[Opening Data shown section]

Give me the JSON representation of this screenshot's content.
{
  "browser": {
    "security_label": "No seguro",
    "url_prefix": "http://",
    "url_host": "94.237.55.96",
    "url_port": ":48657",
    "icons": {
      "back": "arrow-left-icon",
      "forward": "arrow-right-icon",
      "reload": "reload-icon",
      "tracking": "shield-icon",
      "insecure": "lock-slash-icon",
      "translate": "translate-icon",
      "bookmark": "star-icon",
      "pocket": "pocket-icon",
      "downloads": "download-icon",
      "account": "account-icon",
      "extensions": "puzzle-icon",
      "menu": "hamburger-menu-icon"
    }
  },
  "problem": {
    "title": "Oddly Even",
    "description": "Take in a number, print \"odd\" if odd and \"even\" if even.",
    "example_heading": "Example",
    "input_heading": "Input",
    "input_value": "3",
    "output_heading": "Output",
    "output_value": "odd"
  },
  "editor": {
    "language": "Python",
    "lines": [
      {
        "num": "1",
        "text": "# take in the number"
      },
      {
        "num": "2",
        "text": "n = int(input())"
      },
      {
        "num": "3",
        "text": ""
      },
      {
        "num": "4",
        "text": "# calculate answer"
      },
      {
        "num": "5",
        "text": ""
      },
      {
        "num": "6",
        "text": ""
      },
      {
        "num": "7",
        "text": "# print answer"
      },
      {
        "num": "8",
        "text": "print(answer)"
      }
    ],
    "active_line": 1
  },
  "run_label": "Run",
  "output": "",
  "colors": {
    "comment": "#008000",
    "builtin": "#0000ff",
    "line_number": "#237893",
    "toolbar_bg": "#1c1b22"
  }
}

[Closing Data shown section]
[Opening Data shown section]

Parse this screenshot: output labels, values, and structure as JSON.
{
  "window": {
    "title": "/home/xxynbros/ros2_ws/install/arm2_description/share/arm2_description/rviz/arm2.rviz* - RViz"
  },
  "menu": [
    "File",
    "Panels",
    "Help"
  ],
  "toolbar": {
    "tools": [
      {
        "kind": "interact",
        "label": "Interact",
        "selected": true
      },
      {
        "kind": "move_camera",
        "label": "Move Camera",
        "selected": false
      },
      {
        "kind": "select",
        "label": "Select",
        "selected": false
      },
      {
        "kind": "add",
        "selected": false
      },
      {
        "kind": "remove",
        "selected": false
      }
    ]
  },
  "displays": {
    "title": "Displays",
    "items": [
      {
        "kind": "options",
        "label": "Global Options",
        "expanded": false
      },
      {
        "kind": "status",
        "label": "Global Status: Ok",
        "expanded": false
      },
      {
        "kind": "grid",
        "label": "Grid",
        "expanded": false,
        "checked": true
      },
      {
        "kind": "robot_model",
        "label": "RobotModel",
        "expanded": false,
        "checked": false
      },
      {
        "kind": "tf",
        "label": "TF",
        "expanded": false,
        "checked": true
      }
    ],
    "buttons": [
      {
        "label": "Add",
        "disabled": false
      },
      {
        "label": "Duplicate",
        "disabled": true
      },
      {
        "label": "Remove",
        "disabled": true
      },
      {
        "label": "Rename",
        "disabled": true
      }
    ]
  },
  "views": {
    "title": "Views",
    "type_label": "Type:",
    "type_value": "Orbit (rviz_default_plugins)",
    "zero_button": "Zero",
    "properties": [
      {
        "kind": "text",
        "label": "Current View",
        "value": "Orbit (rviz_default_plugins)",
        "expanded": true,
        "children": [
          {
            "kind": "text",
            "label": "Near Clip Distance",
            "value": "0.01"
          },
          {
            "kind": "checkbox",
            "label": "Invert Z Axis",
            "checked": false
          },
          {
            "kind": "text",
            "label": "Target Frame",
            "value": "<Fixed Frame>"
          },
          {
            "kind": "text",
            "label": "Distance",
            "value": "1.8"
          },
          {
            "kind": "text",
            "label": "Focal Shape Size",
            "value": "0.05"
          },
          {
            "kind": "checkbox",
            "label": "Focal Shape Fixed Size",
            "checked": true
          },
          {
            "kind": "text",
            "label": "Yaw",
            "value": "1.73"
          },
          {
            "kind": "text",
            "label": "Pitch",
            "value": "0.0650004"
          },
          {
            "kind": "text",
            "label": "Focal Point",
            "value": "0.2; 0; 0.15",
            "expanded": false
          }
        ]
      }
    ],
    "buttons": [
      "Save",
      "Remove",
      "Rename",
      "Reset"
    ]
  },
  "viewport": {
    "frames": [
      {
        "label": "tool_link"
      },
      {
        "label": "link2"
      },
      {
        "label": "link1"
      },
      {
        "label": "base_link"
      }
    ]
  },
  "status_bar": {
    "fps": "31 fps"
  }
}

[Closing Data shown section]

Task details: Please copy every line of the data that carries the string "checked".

Reply to the exercise:
        "checked": true
        "checked": false
        "checked": true
            "checked": false
            "checked": true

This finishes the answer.